Fig 2 is a vector diagram that shows what is happening. The value in ohms of the trimpot resistance is represented by vector a - b in the vertical direction.
The value in ohms of the inductive reactance XL is represented by vector a - d in the horizontal direction. This direction is at 90° to that of R because the effect that an inductor has in a circuit is 90 degrees out of phase with the effect that a resistor has.
The resultant impedance Z in ohms is shown by vector a - c and it lies at an angle alpha where tan alpha = XL/R. Knowing R and angle alpha, XL can be calculated
The initial fringe created with just trimpot i in circuit results in an interference fringe in direction a - b since there is no component of inductive reactance XL present. If just the inductor g is connected the fringe is in direction a - d.
i) The resistors used in any spin torsion experiment must be non inductive. That is why Bournes linear trimmer potentiometers (trimpots) are used. Normal axial lead resistors have a spiral cut into the resistive material as part of the manufacturing process. This give the resistors a parasitic inductance of around 4nH in addition to their resistance and leads to undesirable inductive reactance.
ii) In order to increase the angular accuracy, distance c - e in figure 1 was around 8.7m. Spin torsion radiation travels unattenuated through walls so the experimental area can encompass more than one room. One problem is that the radiation polarises mass. Although the polarisation fades with time it is probably best to avoid masonry walls with high mass.
iii) Once a measurement was taken the interferometer bars were tilted inwards to alter any interference effects and minimse polarisation. The trimpot was adjusted, the tubes returned to their upright position and another measurement made.
|Resistance(KΩ)||Angle α (°)||XL (KΩ)|| Table 1. Unscreened trimpot
Table 1 shows the result of measurements of phase angle made for various values of resistance. The phase angles were calculated by measuring the distances c - e and c - a in figure 1. To improve the accuracy of the measurement c - e was made as large as practical, in this case 8.71m
|Resistance(KΩ)||Angle α (°)||XL (KΩ)||Table 2. Screened trimpot

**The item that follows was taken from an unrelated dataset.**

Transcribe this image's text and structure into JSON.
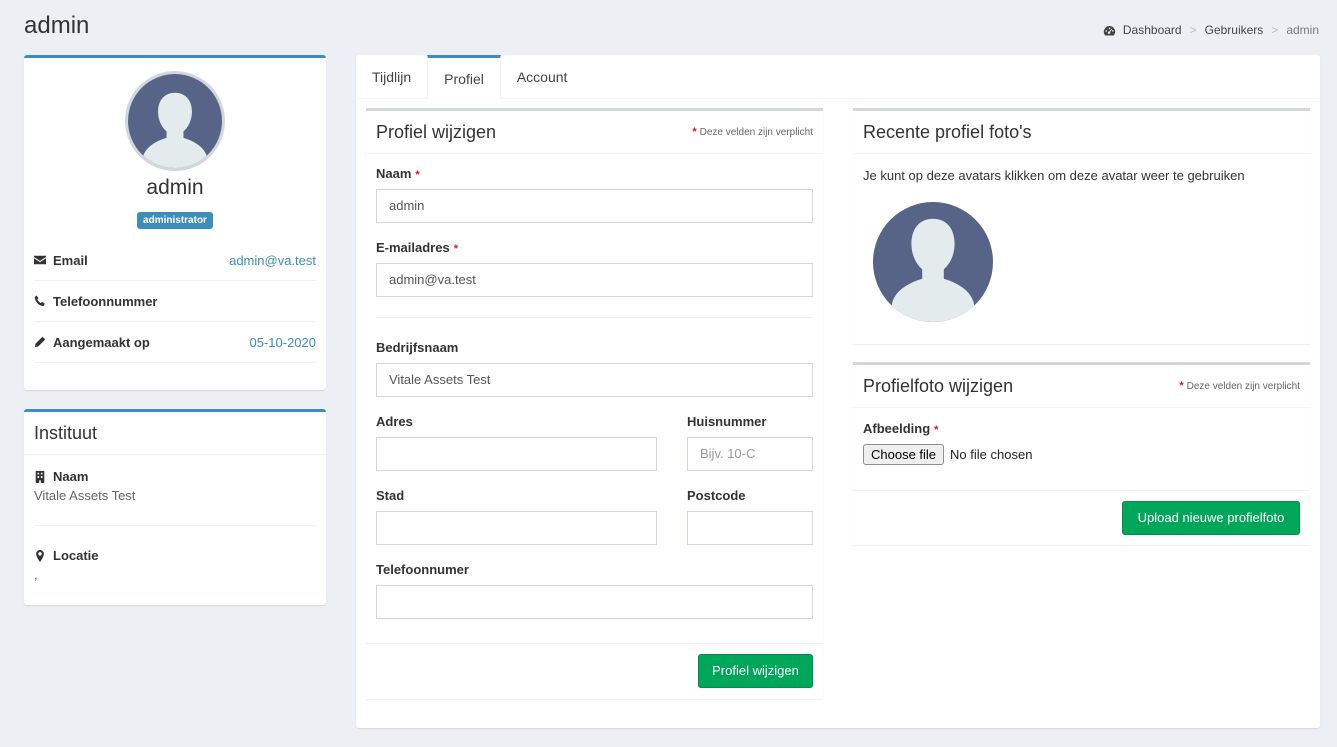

The results shown in table 2 were taken with both the inductor g and trimpot i in figure 1 screened using a double layer of crossed polyethylene.
Fig. 3 Phased array with compensating trimpot
Figure 3 shows a second trimpot n wired in series with tube j. Additional screening material m and o is also shown around trimpots i and n. Note that screens h and m around inductor g and trimpot i respectively must be individual and not shared.
The function of additional trimpot n is to counteract the effect on the calculated value of XL caused by spin torsion current flowing through trimpot i.
|Resistance(KΩ)||Angle α (°)||XL (KΩ)||Table 3. Compensating trimpot
The results shown in table 3 were obtained when a compensating trimpot was used as shown in figure 2. For all measurements both trimpots were adjusted to the same resistance value
From this experiment the actual value of XL in the spin torsion circuit was 200KΩ - a factor of 1282 greater than 156Ω.
In the formula above for XL, f must be 1282*1.42GHZ = 1.8THZ.
Propagation speed = frequency x wavelength. Since the frequency is 1282 time higher than the frequency expected were the radiation to be electromagnetic, then the speed of propagation must be 1282 times faster than the speed of light.
By investigating the influence of a spin torsion field on an inductor it has been possible to derive some estimates of the propagation speed and frequency of the radiation. The main assumption that has been made is that the equations for the impedance of an inductor hold in a spin torsion circuit. If this is true then spin torsion radiation has many of the characteristics of electromagnetic radiation but with propagation speeds three orders of magnitude greater.
The superluminal speed of spin torsion radiation has also been demonstrated in the experiment on spin torsion radiation from the Sun where radiation from the Sun travels to Earth almost instantaneously. The reader is directed to comments relating to superluminal propagation speeds which can be found in the comments section of that experiment.
|© Neil Duffy 2022|